  • Last Call: The Pipe Of The Moti

    Jan 28, 14 • BlogNo Comments
    Last Call: The Pipe Of The Moti

    Isolated in scattered homesteads at the top of the mountains, the old time dwellers of the Apuseni Mountains – the Moti – used the long pipe called tulnic both as a musical instrument and as a sort of mobile phone. Its profound, troubling sounds made up a whole communication code. „That’s how shepherds, or girls and boys talked to each other, each from their own hilltop. And that’s how they called men to war”, says Paraschiva Petruse, 53, from Patrahaite[ti, Alba, one of the few women in the Apuseni Mountains who still know how to play the tulnic. The communication code has been lost and today,...

  • Danube Delta as seen by Helmut Ignat

    Jan 27, 14 • BlogNo Comments
    Danube Delta as seen by Helmut Ignat

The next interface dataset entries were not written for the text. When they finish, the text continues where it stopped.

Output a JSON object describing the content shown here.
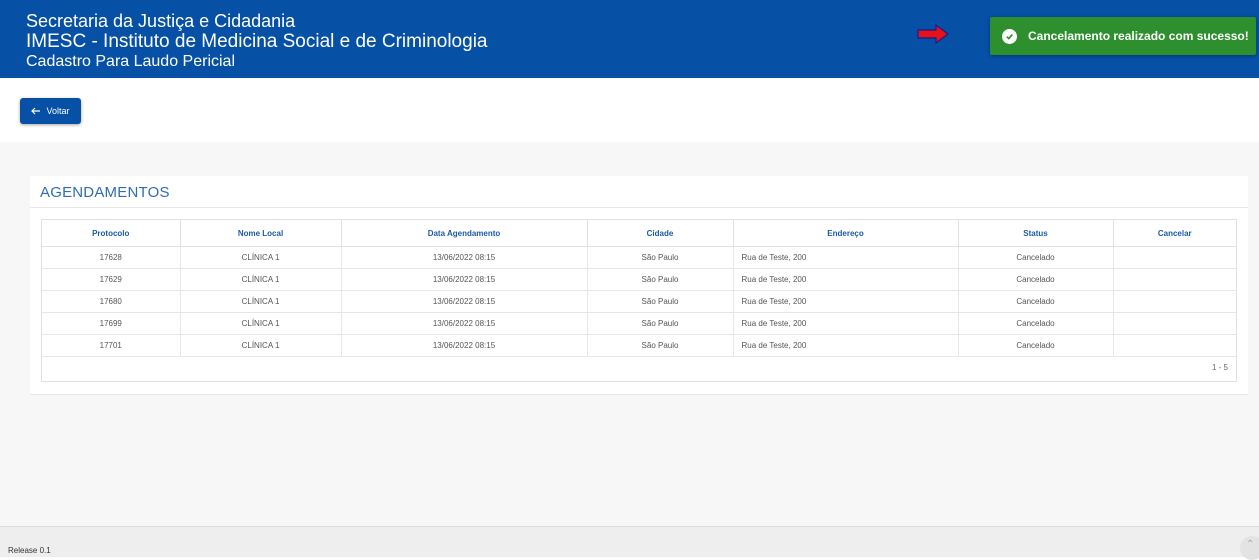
{
  "header": {
    "line1": "Secretaria da Justiça e Cidadania",
    "line2": "IMESC - Instituto de Medicina Social e de Criminologia",
    "line3": "Cadastro Para Laudo Pericial"
  },
  "toast": {
    "message": "Cancelamento realizado com sucesso!",
    "icon": "check-circle-icon",
    "color": "#2d8f2d"
  },
  "back_button": {
    "label": "Voltar",
    "icon": "arrow-left-icon"
  },
  "section": {
    "title": "AGENDAMENTOS"
  },
  "table": {
    "columns": [
      "Protocolo",
      "Nome Local",
      "Data Agendamento",
      "Cidade",
      "Endereço",
      "Status",
      "Cancelar"
    ],
    "rows": [
      {
        "protocolo": "17628",
        "local": "CLÍNICA 1",
        "data": "13/06/2022 08:15",
        "cidade": "São Paulo",
        "endereco": "Rua de Teste, 200",
        "status": "Cancelado",
        "cancelar": ""
      },
      {
        "protocolo": "17629",
        "local": "CLÍNICA 1",
        "data": "13/06/2022 08:15",
        "cidade": "São Paulo",
        "endereco": "Rua de Teste, 200",
        "status": "Cancelado",
        "cancelar": ""
      },
      {
        "protocolo": "17680",
        "local": "CLÍNICA 1",
        "data": "13/06/2022 08:15",
        "cidade": "São Paulo",
        "endereco": "Rua de Teste, 200",
        "status": "Cancelado",
        "cancelar": ""
      },
      {
        "protocolo": "17699",
        "local": "CLÍNICA 1",
        "data": "13/06/2022 08:15",
        "cidade": "São Paulo",
        "endereco": "Rua de Teste, 200",
        "status": "Cancelado",
        "cancelar": ""
      },
      {
        "protocolo": "17701",
        "local": "CLÍNICA 1",
        "data": "13/06/2022 08:15",
        "cidade": "São Paulo",
        "endereco": "Rua de Teste, 200",
        "status": "Cancelado",
        "cancelar": ""
      }
    ],
    "pagination": "1 - 5"
  },
  "footer": {
    "release": "Release 0.1"
  },
  "colors": {
    "header_bg": "#0651a6",
    "accent_text": "#2f6cb3",
    "annotation_arrow": "#e8101a"
  }
}
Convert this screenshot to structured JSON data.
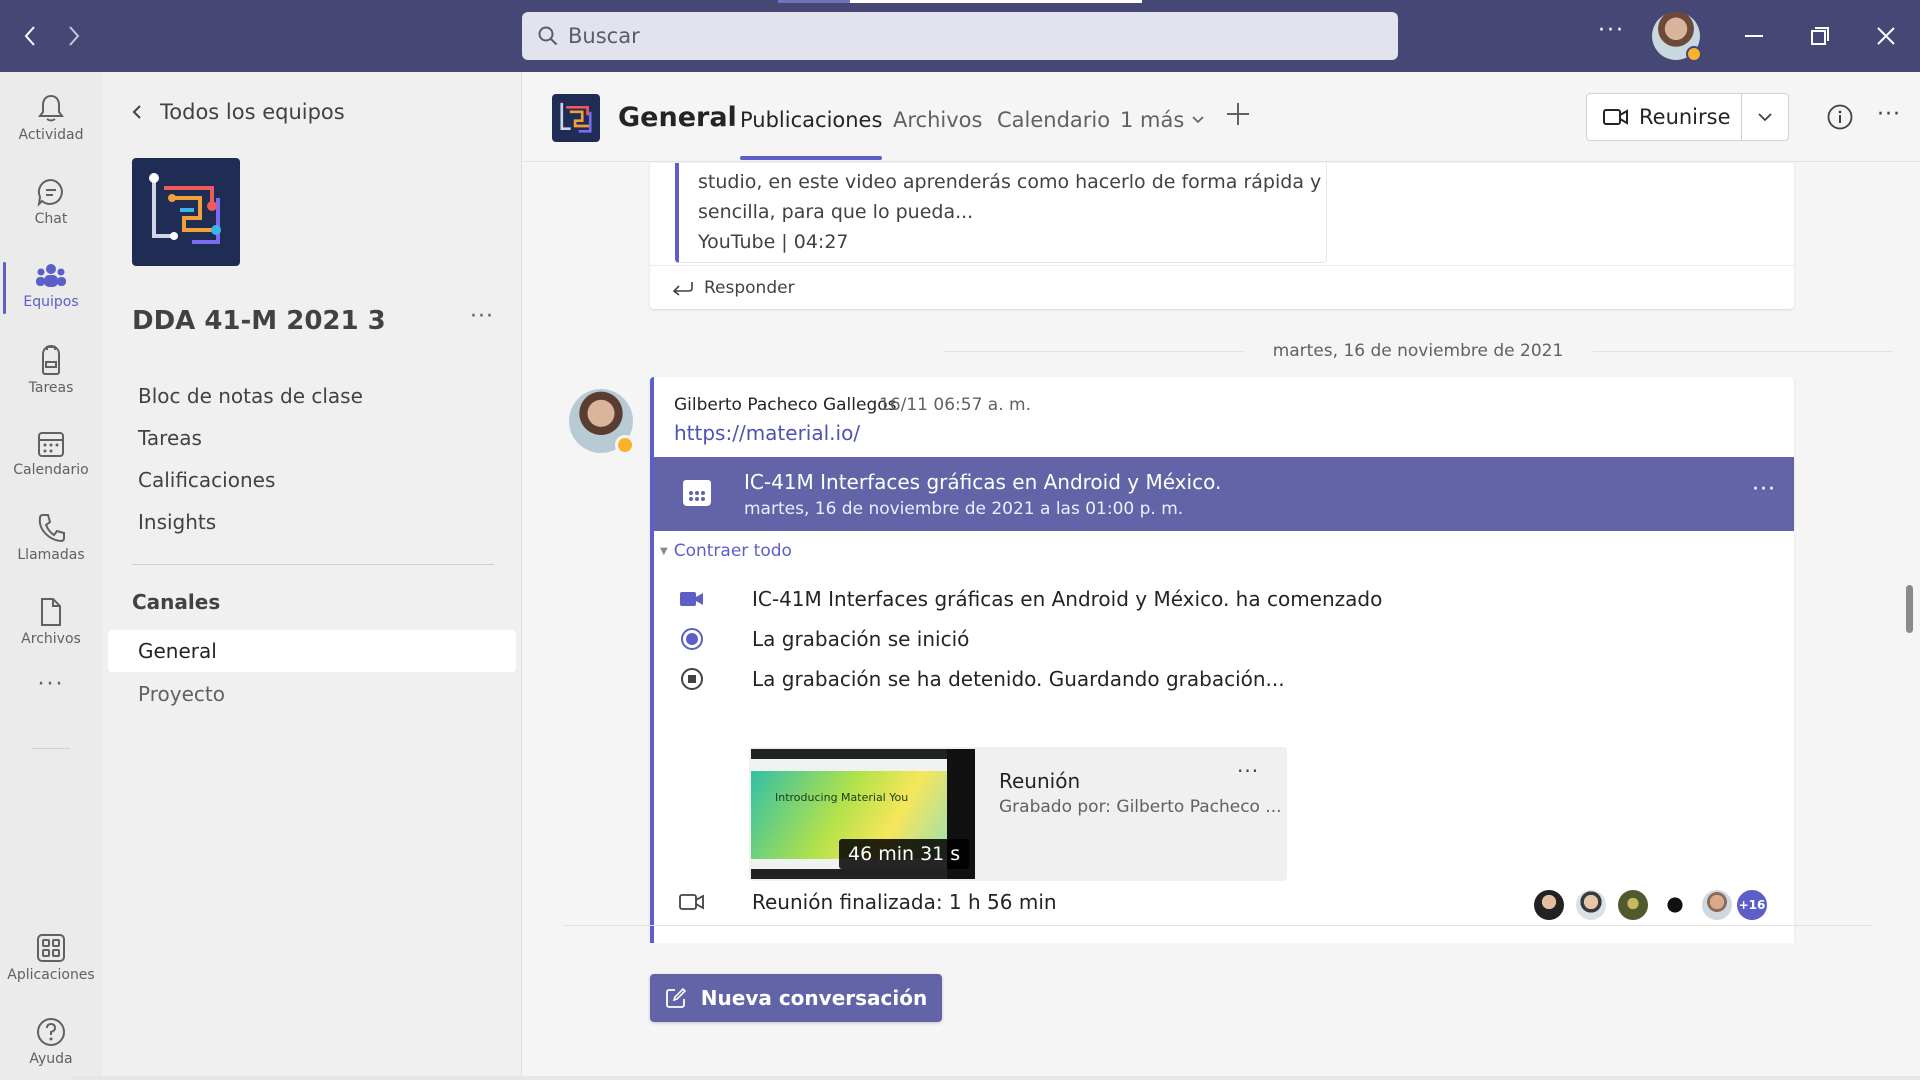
{
  "colors": {
    "titlebar": "#464775",
    "accent": "#5b5fc7",
    "banner": "#6264a7",
    "status_away": "#f8b32b"
  },
  "titlebar": {
    "search_placeholder": "Buscar",
    "more": "···"
  },
  "rail": {
    "items": [
      {
        "label": "Actividad",
        "icon": "bell-icon"
      },
      {
        "label": "Chat",
        "icon": "chat-icon"
      },
      {
        "label": "Equipos",
        "icon": "teams-icon"
      },
      {
        "label": "Tareas",
        "icon": "backpack-icon"
      },
      {
        "label": "Calendario",
        "icon": "calendar-icon"
      },
      {
        "label": "Llamadas",
        "icon": "phone-icon"
      },
      {
        "label": "Archivos",
        "icon": "file-icon"
      },
      {
        "label": "Aplicaciones",
        "icon": "apps-icon"
      },
      {
        "label": "Ayuda",
        "icon": "help-icon"
      }
    ],
    "more": "···"
  },
  "team_pane": {
    "back_label": "Todos los equipos",
    "team_name": "DDA 41-M 2021 3",
    "more": "···",
    "links": [
      "Bloc de notas de clase",
      "Tareas",
      "Calificaciones",
      "Insights"
    ],
    "channels_header": "Canales",
    "channels": [
      "General",
      "Proyecto"
    ]
  },
  "header": {
    "channel": "General",
    "tabs": [
      "Publicaciones",
      "Archivos",
      "Calendario",
      "1 más"
    ],
    "meet_label": "Reunirse",
    "more": "···"
  },
  "feed": {
    "prev_card": {
      "line1": "studio, en este video aprenderás como hacerlo de forma rápida y",
      "line2": "sencilla, para que lo pueda...",
      "meta": "YouTube | 04:27",
      "reply": "Responder"
    },
    "date_divider": "martes, 16 de noviembre de 2021",
    "post": {
      "author": "Gilberto Pacheco Gallegos",
      "time": "16/11 06:57 a. m.",
      "url": "https://material.io/",
      "meeting_title": "IC-41M Interfaces gráficas en Android y México.",
      "meeting_date": "martes, 16 de noviembre de 2021 a las 01:00 p. m.",
      "more": "···",
      "collapse_label": "Contraer todo",
      "events": [
        "IC-41M Interfaces gráficas en Android y México. ha comenzado",
        "La grabación se inició",
        "La grabación se ha detenido. Guardando grabación..."
      ],
      "recording": {
        "title": "Reunión",
        "by": "Grabado por: Gilberto Pacheco ...",
        "duration": "46 min 31 s",
        "thumb_text": "Introducing Material You",
        "more": "···"
      },
      "ended": "Reunión finalizada: 1 h 56 min",
      "participants_more": "+16"
    },
    "new_conversation": "Nueva conversación"
  }
}
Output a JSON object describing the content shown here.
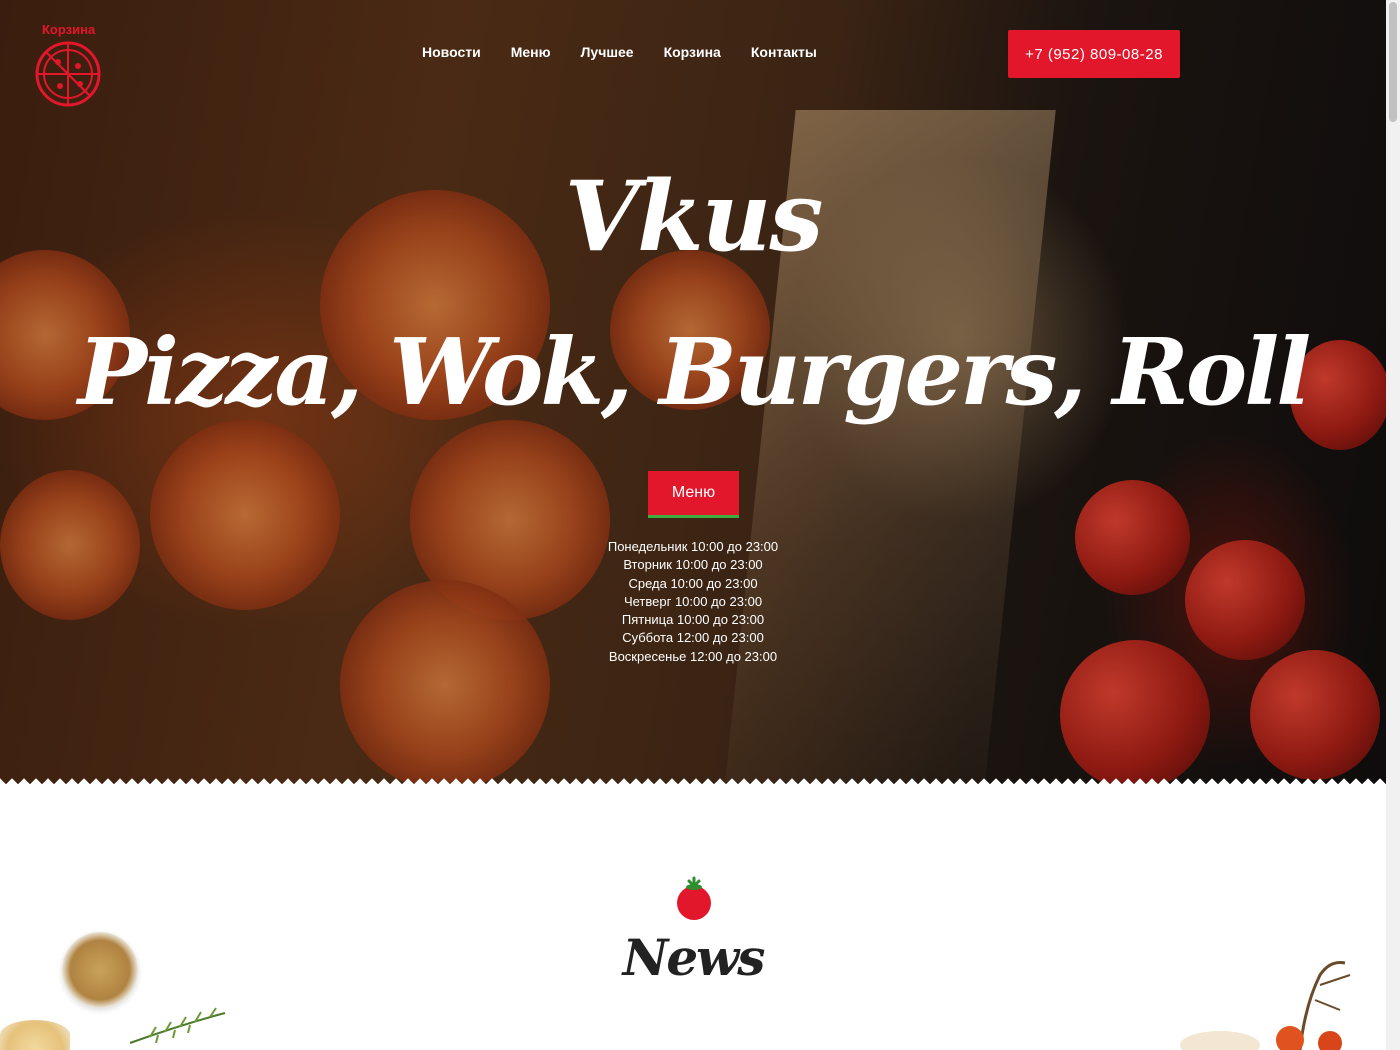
{
  "header": {
    "logo_label": "Корзина",
    "nav": [
      {
        "label": "Новости"
      },
      {
        "label": "Меню"
      },
      {
        "label": "Лучшее"
      },
      {
        "label": "Корзина"
      },
      {
        "label": "Контакты"
      }
    ],
    "phone": "+7 (952) 809-08-28"
  },
  "hero": {
    "title": "Vkus",
    "subtitle": "Pizza, Wok, Burgers, Roll",
    "menu_button": "Меню",
    "hours": [
      "Понедельник 10:00 до 23:00",
      "Вторник 10:00 до 23:00",
      "Среда 10:00 до 23:00",
      "Четверг 10:00 до 23:00",
      "Пятница 10:00 до 23:00",
      "Суббота 12:00 до 23:00",
      "Воскресенье 12:00 до 23:00"
    ]
  },
  "news": {
    "title": "News"
  },
  "colors": {
    "accent": "#e3172b",
    "menu_underline": "#3fae3f"
  },
  "icons": [
    "pizza-logo-icon",
    "tomato-icon"
  ]
}
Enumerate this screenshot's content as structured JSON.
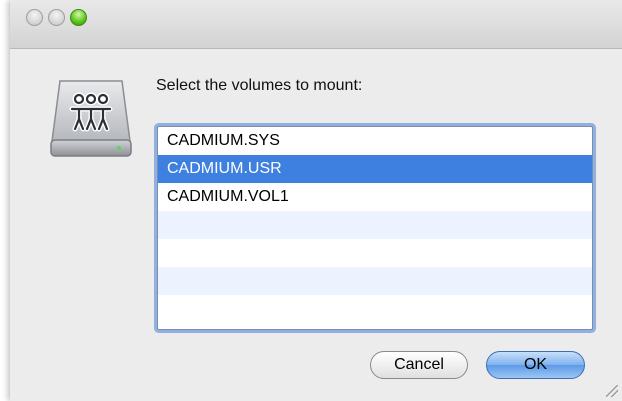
{
  "dialog": {
    "prompt": "Select the volumes to mount:",
    "volumes": [
      {
        "label": "CADMIUM.SYS",
        "selected": false
      },
      {
        "label": "CADMIUM.USR",
        "selected": true
      },
      {
        "label": "CADMIUM.VOL1",
        "selected": false
      }
    ],
    "cancel_label": "Cancel",
    "ok_label": "OK"
  },
  "icons": {
    "drive": "network-volume-icon",
    "close": "close-icon",
    "minimize": "minimize-icon",
    "zoom": "zoom-icon",
    "resize": "resize-grip-icon"
  },
  "colors": {
    "selection": "#3d80df",
    "alternate_row": "#edf3fe",
    "focus_ring": "#8fb0e0",
    "default_button": "#5b9ae8"
  }
}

    Photographer Helmut Ignat is a National Geographic photographer who shot Danube Delta Biosphere Reserve as no one else. I could say he is addicted it. Below Helmut is telling us about his love story with Danube’s Delta...

  • When Was Sarmizegetusa Regia Conquered?

    Jan 23, 14 • Blog, ExcerptNo Comments
    When Was Sarmizegetusa Regia Conquered?

    A controversy with a predictable answer. Why would grown-up people lose their time trying to answer childish questions? Pick any schoolkid and they will tell you that the Romans defeated the Dacians in two successive wars, between the years 101–102 and 105–106, respectively; at the end of the latter, they finally conquered Sarmizegetusa Regia and abolished the Dacian state. So it remains written in any history schoolbook. But, in this case, this is exactly where the problem seems to lie…...

  • Thailand With a Baby Stroller

    Jan 20, 14 • My BooksNo Comments
    Thailand With a Baby Stroller

    We are Catalin, Adina and Vladimir: a family with a small child, on a tight budget, looking for a tropical destination that’s cheaper than back home. We live in Romania but we like spending our winters in Thailand...

  • Romania explained to my friends abroad

    Jan 15, 14 • My BooksNo Comments
    Romania explained to my friends abroad

    Mostly because of my job, in the last 10 years I’ve met many foreigners – either when they visited Romania or when I went abroad. I guess now I’ve got more friends from the other side of the Earth then from my native land. I’ve learned a lot from them and for them as they bombarded me with questions to which I did not know the answers...


    Jan 14, 14 • Blog, ExcerptNo Comments

    34 countries from all over the world ran a 20-page National Geographic cover story in July 2013 about a wonderful mysterious land where man and nature, working in symbiosis for hundreds of years, have created ‘one of the great treasures of the cultivated world: some of the richest and most botanically diverse hay meadows in Europe.’ This unique ecosystem, unfortunately extremely fragile, is right here in Transylvania. Rodics Gergely, director of the Pogány-havas Regional Association, is leading a team fighting to save the Transylvanian hay...

  • Why We Love Vienna

    Nov 27, 13 • My BooksNo Comments
    Why We Love Vienna

    I love the slow pace my steps acquire in Vienna, to match the pace of the others. The Viennese have won the battle against money and stress. Any day, at any hour, the parks are full: people are running, cycling or picnicking. There is no seat to be found in the evening at sidewalk bars or cafés. When do these people work?! ...